Psychiatric Annals

Editorial Free

Nature, Nurture, and Deep Brain Stimulation

Jan Fawcett, MD

This August’s issue of Psychiatric Annals, guest-edited by Darin D. Dougherty, MD, MSc, features a review of the latest research on deep brain stimulation (DBS). Why would we devote an entire issue to such an experimental treatment? The answer, as one can read in this series, is because this treatment is showing increasingly positive effects both acutely and in longer-term follow-up (up to 2 years!) in the movement toward the resolution of a multitude of treatment-resistant psychiatric disorders.

DBS for obsessive-compulsive disorder (OCD), reviewed by Andrew K. Corse and colleagues shows positive effects to this disorder involving similar circuits. The article on the use of DBS for treatment-resistant depression by Navneet Kaur and colleagues highlights the significance of the various brain circuits underlying depression, emphasizing the importance of circuits relating to specific neuro-anatomic structures of the brain. Experimental use of DBS for other disorders such as anorexia nervosa, a very difficult to treat disorder, as well as Tourette’s syndrome, and even Alzheimer’s disease are reviewed by Amanda R. Arulpragasam and colleagues.

When we consider the effects of DBS, it raises so many questions: just how does stimulating various circuits in the brain remove the thoughts and feelings that are part of clinical depression or OCD? Are these circuits affecting chemical levels that have somehow gone askew? Were these aberrant circuits created by response to experiences, social forces and stresses or something else entirely? What is being normalized as depression lifts, often within the first week of stimulation? The very fact that brain stimulation dramatically changes a person’s entire outlook on life challenges us to understand this phenomenon. How can we account for this effect? The fact that it is sometimes only partially successful, raises further questions — if it is normalizing brain circuit function, why doesn’t DBS always work? The fact that this marvelous brain generates a consciousness that is affected by life experiences, gene expression, neurochemicals, and electrical circuits presents us with both opportunities and wonder. How will we ever synthesize this amazing brew?

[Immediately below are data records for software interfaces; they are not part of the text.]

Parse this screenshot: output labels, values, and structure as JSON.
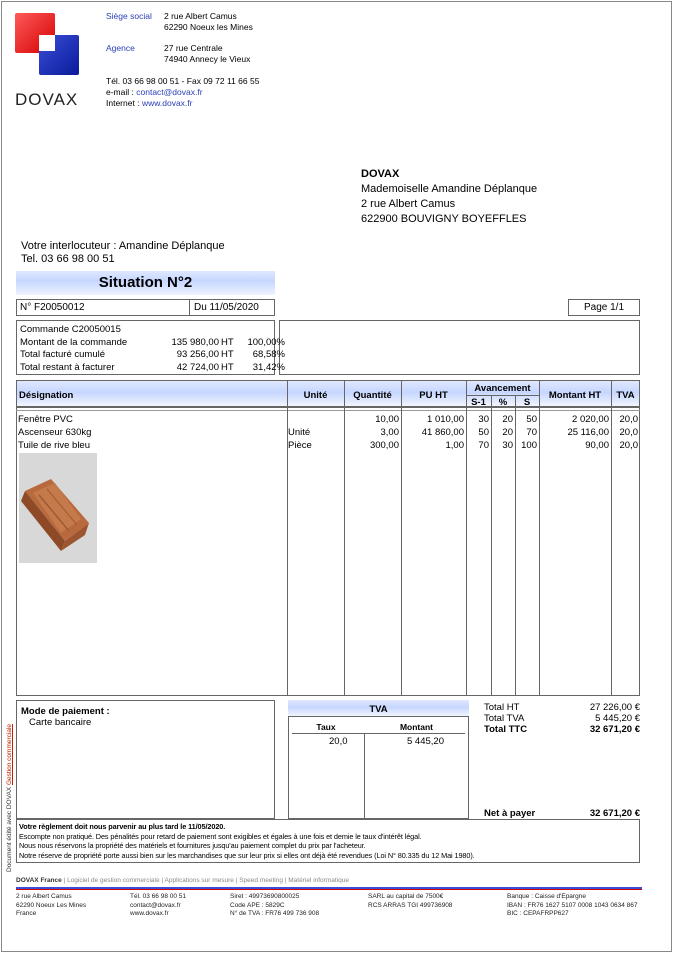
{
  "company": {
    "logo_text": "DOVAX",
    "siege_label": "Siège social",
    "siege_line1": "2 rue Albert Camus",
    "siege_line2": "62290 Noeux les Mines",
    "agence_label": "Agence",
    "agence_line1": "27 rue Centrale",
    "agence_line2": "74940 Annecy le Vieux",
    "tel_fax": "Tél. 03 66 98 00 51 - Fax 09 72 11 66 55",
    "email_label": "e-mail :",
    "email": "contact@dovax.fr",
    "internet_label": "Internet :",
    "website": "www.dovax.fr"
  },
  "recipient": {
    "company": "DOVAX",
    "name": "Mademoiselle Amandine Déplanque",
    "street": "2 rue Albert Camus",
    "city": "622900 BOUVIGNY BOYEFFLES"
  },
  "contact": {
    "line1": "Votre interlocuteur : Amandine Déplanque",
    "line2": "Tel. 03 66 98 00 51"
  },
  "doc": {
    "title": "Situation N°2",
    "number": "N° F20050012",
    "date": "Du 11/05/2020",
    "page": "Page 1/1"
  },
  "summary": {
    "commande": "Commande C20050015",
    "rows": [
      {
        "label": "Montant de la commande",
        "amount": "135 980,00",
        "unit": "HT",
        "pct": "100,00%"
      },
      {
        "label": "Total facturé cumulé",
        "amount": "93 256,00",
        "unit": "HT",
        "pct": "68,58%"
      },
      {
        "label": "Total restant à facturer",
        "amount": "42 724,00",
        "unit": "HT",
        "pct": "31,42%"
      }
    ]
  },
  "table": {
    "headers": {
      "designation": "Désignation",
      "unite": "Unité",
      "quantite": "Quantité",
      "pu_ht": "PU HT",
      "avancement": "Avancement",
      "s1": "S-1",
      "pct": "%",
      "s": "S",
      "montant_ht": "Montant HT",
      "tva": "TVA"
    },
    "rows": [
      {
        "designation": "Fenêtre PVC",
        "unite": "",
        "quantite": "10,00",
        "pu_ht": "1 010,00",
        "s1": "30",
        "pct": "20",
        "s": "50",
        "montant_ht": "2 020,00",
        "tva": "20,0"
      },
      {
        "designation": "Ascenseur 630kg",
        "unite": "Unité",
        "quantite": "3,00",
        "pu_ht": "41 860,00",
        "s1": "50",
        "pct": "20",
        "s": "70",
        "montant_ht": "25 116,00",
        "tva": "20,0"
      },
      {
        "designation": "Tuile de rive bleu",
        "unite": "Pièce",
        "quantite": "300,00",
        "pu_ht": "1,00",
        "s1": "70",
        "pct": "30",
        "s": "100",
        "montant_ht": "90,00",
        "tva": "20,0"
      }
    ]
  },
  "payment": {
    "label": "Mode de paiement :",
    "value": "Carte bancaire"
  },
  "tva_box": {
    "title": "TVA",
    "taux_label": "Taux",
    "montant_label": "Montant",
    "taux": "20,0",
    "montant": "5 445,20"
  },
  "totals": {
    "ht_label": "Total HT",
    "ht": "27 226,00 €",
    "tva_label": "Total TVA",
    "tva": "5 445,20 €",
    "ttc_label": "Total TTC",
    "ttc": "32 671,20 €",
    "net_label": "Net à payer",
    "net": "32 671,20 €"
  },
  "conditions": {
    "line1": "Votre règlement doit nous parvenir au plus tard le 11/05/2020.",
    "line2": "Escompte non pratiqué. Des pénalités pour retard de paiement sont exigibles et égales à une fois et demie le taux d'intérêt légal.",
    "line3": "Nous nous réservons la propriété des matériels et fournitures jusqu'au paiement complet du prix par l'acheteur.",
    "line4": "Notre réserve de propriété porte aussi bien sur les marchandises que sur leur prix si elles ont déjà été revendues (Loi N° 80.335 du 12 Mai 1980)."
  },
  "footer": {
    "brand": "DOVAX France",
    "links": [
      "Logiciel de gestion commerciale",
      "Applications sur mesure",
      "Speed meeting",
      "Matériel informatique"
    ],
    "col1": [
      "2 rue Albert Camus",
      "62290 Noeux Les Mines",
      "France"
    ],
    "col2": [
      "Tél. 03 66 98 00 51",
      "contact@dovax.fr",
      "www.dovax.fr"
    ],
    "col3": [
      "Siret : 49973690800025",
      "Code APE : 5829C",
      "N° de TVA : FR76 499 736 908"
    ],
    "col4": [
      "SARL au capital de 7500€",
      "RCS ARRAS TGI 499736908"
    ],
    "col5": [
      "Banque : Caisse d'Epargne",
      "IBAN : FR76 1627 5107 0008 1043 0634 867",
      "BIC : CEPAFRPP627"
    ]
  },
  "side": {
    "text": "Document édité avec DOVAX",
    "link": "Gestion commerciale"
  },
  "colors": {
    "accent_blue": "#2a3fb6",
    "header_band": "#c6d6ff",
    "logo_red": "#d40000",
    "logo_blue": "#0a1a9a"
  }
}
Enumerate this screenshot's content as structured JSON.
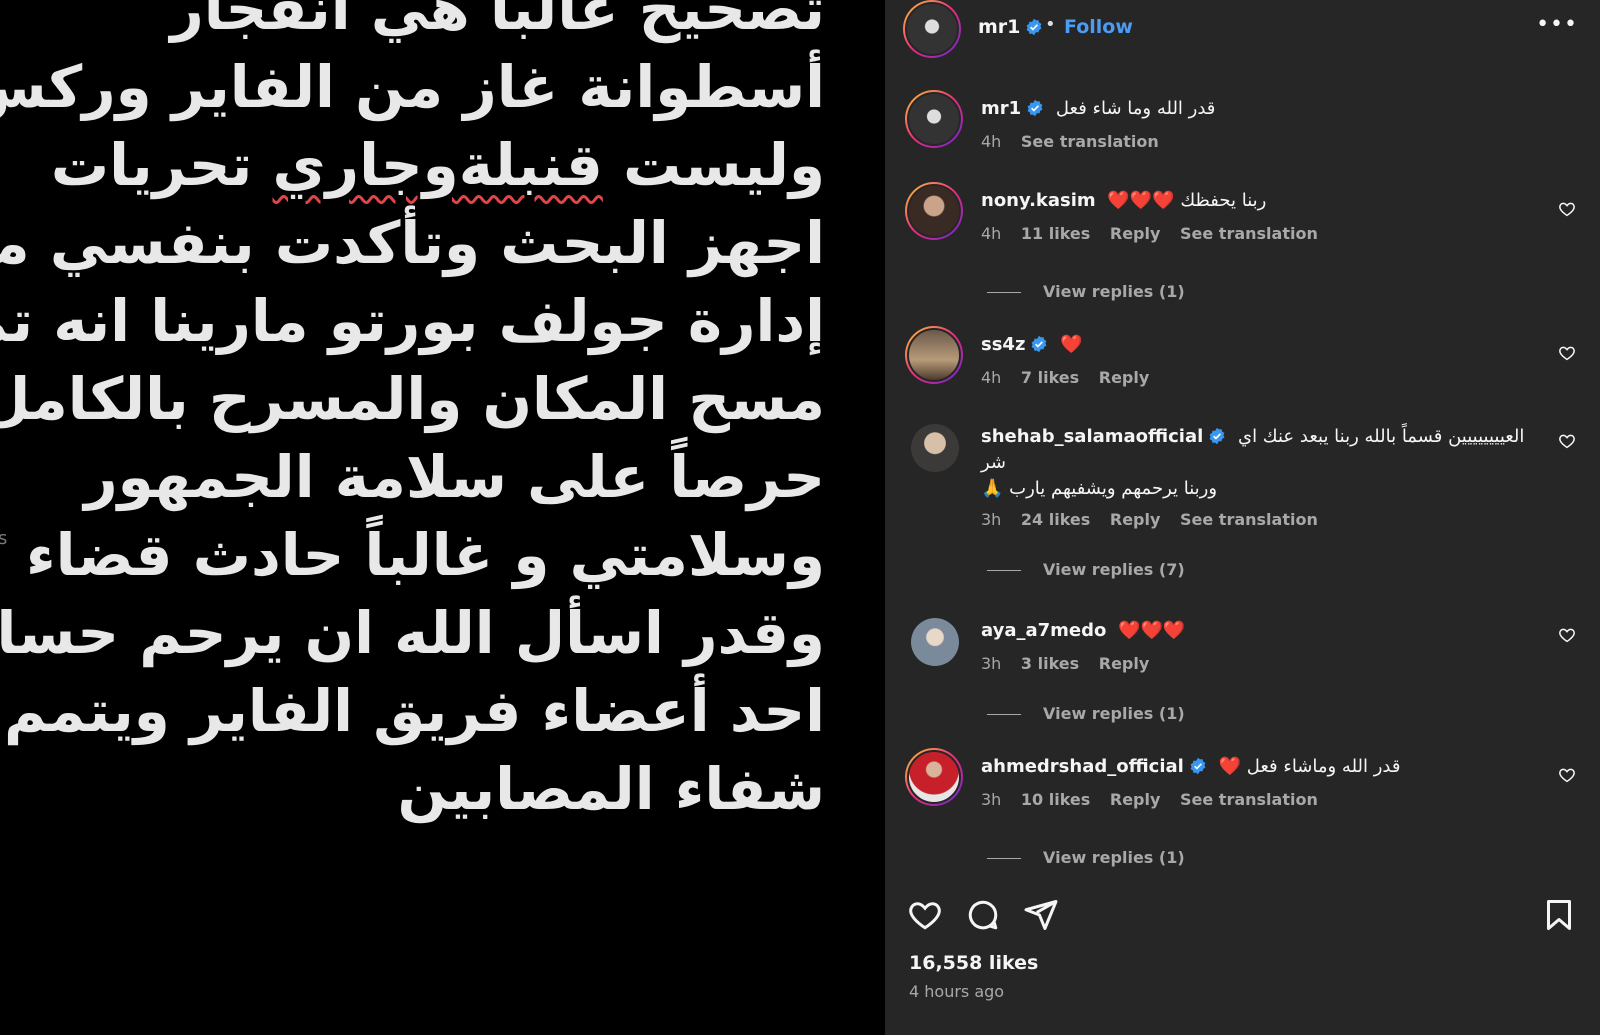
{
  "media": {
    "edge_char": "s",
    "lines": [
      "تصحيح غالباً هي انفجار",
      "أسطوانة غاز من الفاير وركس",
      "وليست ",
      "قنبلةوجاري",
      " تحريات",
      "اجهز البحث وتأكدت بنفسي من",
      "إدارة جولف بورتو مارينا انه تم",
      "مسح المكان والمسرح بالكامل",
      "حرصاً على سلامة الجمهور",
      "وسلامتي و غالباً حادث قضاء",
      "وقدر اسأل الله ان يرحم حسام",
      "احد أعضاء فريق الفاير ويتمم",
      "شفاء المصابين"
    ]
  },
  "header": {
    "username": "mr1",
    "separator": "•",
    "follow_label": "Follow",
    "more_label": "•••"
  },
  "comments": [
    {
      "username": "mr1",
      "text": "قدر الله وما شاء فعل",
      "time": "4h",
      "likes": "",
      "reply": "",
      "translate": "See translation",
      "view_replies": ""
    },
    {
      "username": "nony.kasim",
      "text": "ربنا يحفظك ❤️❤️❤️",
      "time": "4h",
      "likes": "11 likes",
      "reply": "Reply",
      "translate": "See translation",
      "view_replies": "View replies (1)"
    },
    {
      "username": "ss4z",
      "text": "❤️",
      "time": "4h",
      "likes": "7 likes",
      "reply": "Reply",
      "translate": "",
      "view_replies": ""
    },
    {
      "username": "shehab_salamaofficial",
      "text": "العيييييييين قسماً بالله ربنا يبعد عنك اي شر",
      "text2": "وربنا يرحمهم ويشفيهم يارب 🙏",
      "time": "3h",
      "likes": "24 likes",
      "reply": "Reply",
      "translate": "See translation",
      "view_replies": "View replies (7)"
    },
    {
      "username": "aya_a7medo",
      "text": "❤️❤️❤️",
      "time": "3h",
      "likes": "3 likes",
      "reply": "Reply",
      "translate": "",
      "view_replies": "View replies (1)"
    },
    {
      "username": "ahmedrshad_official",
      "text": "قدر الله وماشاء فعل ❤️",
      "time": "3h",
      "likes": "10 likes",
      "reply": "Reply",
      "translate": "See translation",
      "view_replies": "View replies (1)"
    }
  ],
  "footer": {
    "likes": "16,558 likes",
    "time_ago": "4 hours ago"
  },
  "colors": {
    "panel_bg": "#262626",
    "follow_blue": "#4a9cf5",
    "verified_blue": "#3897f0",
    "muted": "#a8a8a8"
  }
}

The mystery of human brain function and its interaction with experience and learning continues. What a wonderful mystery it is.


Jan Fawcett, MD, a graduate of Yale University School of Medicine, is a Professor with the Department of Psychiatry at the University of New Mexico School of Medicine. Prior to that, he served 30 years as the Stanley Harris, Sr. Chairman of the Department of Psychiatry at Rush Medical College in Chicago. He is a co-author of the American Psychiatric Association’s Practice Guidelines Committee on the assessment and management of suicidal patients and was chairperson of the Diagnostic and Statistical Manual of Mental Disorders, 5th edition (DSM-5), Mood Disorders Task Force. Dr. Fawcett maintains an active clinical practice focusing on patients with treatment-resistant major affective disorders. He  is the recipient of many awards, including the 2000 Menninger Award for research in mental health, and the Falcone Prize for affective disorders research.

Contact Dr. Fawcett via email:


Sign up to receive

Journal E-contents